  • $\begingroup$ There would be no point in doing that, because then you're just back to the regular action principle. Or, it's like splitting the action into two parts that you label $S^{(L)}$ and $S^{(M)}$. (You can't have $f(t)$ because $t$ is not a parameter to the action.) $\endgroup$
    – David Z
    Jun 24 '16 at 23:56
  • $\begingroup$ Then what is the better choice? $S=S^{(L)}+S^{(M)}+2s$ ? Sorry I get confused again. lol $\endgroup$
    – fairytale
    Jun 25 '16 at 9:58
  • 1
    $\begingroup$ The point is you can't really change the way the stationary action principle works without making it exceedingly difficult (perhaps impossible) to work with. You can, however, add terms to the action to change the physics. For instance, $S = S^{(0)} + S^{(M)}$, where $S^{(0)}$ is the regular action of Newtonian mechanics and $S^{(M)}$ is your magical addition. This is equivalent to making $L^{(0)} + M$ your Lagrangian. $\endgroup$

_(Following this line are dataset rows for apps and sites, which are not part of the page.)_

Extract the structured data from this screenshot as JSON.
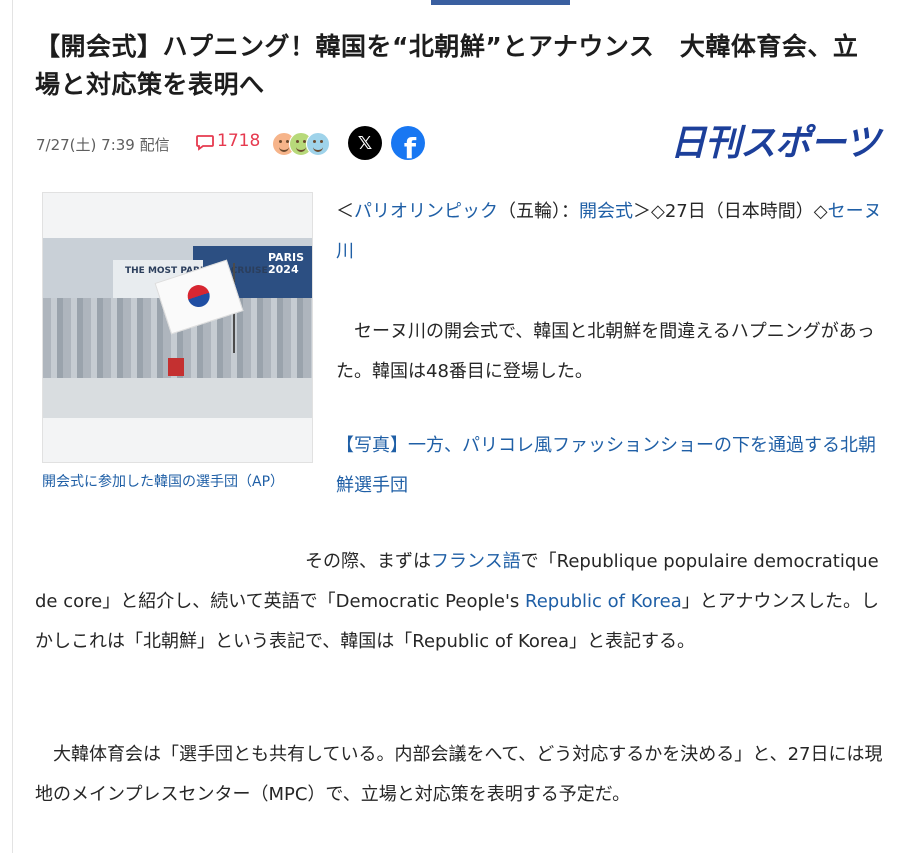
{
  "article": {
    "headline": "【開会式】ハプニング！韓国を“北朝鮮”とアナウンス　大韓体育会、立場と対応策を表明へ",
    "pubdate": "7/27(土) 7:39 配信",
    "comment_count": "1718",
    "brand_logo": "日刊スポーツ",
    "share": {
      "x_glyph": "𝕏",
      "facebook_glyph": "f"
    },
    "photo": {
      "caption": "開会式に参加した韓国の選手団（AP）",
      "sign_text": "THE MOST PARISIAN CRUISE",
      "banner_text": "PARIS 2024"
    },
    "lead": {
      "open": "＜",
      "link1": "パリオリンピック",
      "mid1": "（五輪）：",
      "link2": "開会式",
      "mid2": "＞◇27日（日本時間）◇",
      "link3": "セーヌ川"
    },
    "paragraph1": "　セーヌ川の開会式で、韓国と北朝鮮を間違えるハプニングがあった。韓国は48番目に登場した。",
    "photo_link": "【写真】一方、パリコレ風ファッションショーの下を通過する北朝鮮選手団",
    "paragraph2": {
      "indent": "　　　　　　　　　　　　　　　その際、まずは",
      "link_french": "フランス語",
      "text_a": "で「Republique populaire democratique de core」と紹介し、続いて英語で「Democratic People's ",
      "link_rok": "Republic of Korea",
      "text_b": "」とアナウンスした。しかしこれは「北朝鮮」という表記で、韓国は「Republic of Korea」と表記する。"
    },
    "paragraph3": "　大韓体育会は「選手団とも共有している。内部会議をへて、どう対応するかを決める」と、27日には現地のメインプレスセンター（MPC）で、立場と対応策を表明する予定だ。"
  },
  "reactions": [
    {
      "name": "smile-face-orange",
      "color": "#f6b48a"
    },
    {
      "name": "smile-face-green",
      "color": "#b7d97a"
    },
    {
      "name": "smile-face-blue",
      "color": "#9fd3ea"
    }
  ],
  "colors": {
    "link": "#1f5fa6",
    "comment": "#e63a4f",
    "brand": "#1c3f9a",
    "tab_indicator": "#3a5fa0"
  }
}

    – David Z
    Jun 25 '16 at 10:43
  • $\begingroup$ Can the least action principle principle apply to systems that have non-conservative force? $\endgroup$
    – fairytale
    Jun 26 '16 at 22:47

You must log in to answer this question.

Not the answer you're looking for? Browse other questions tagged .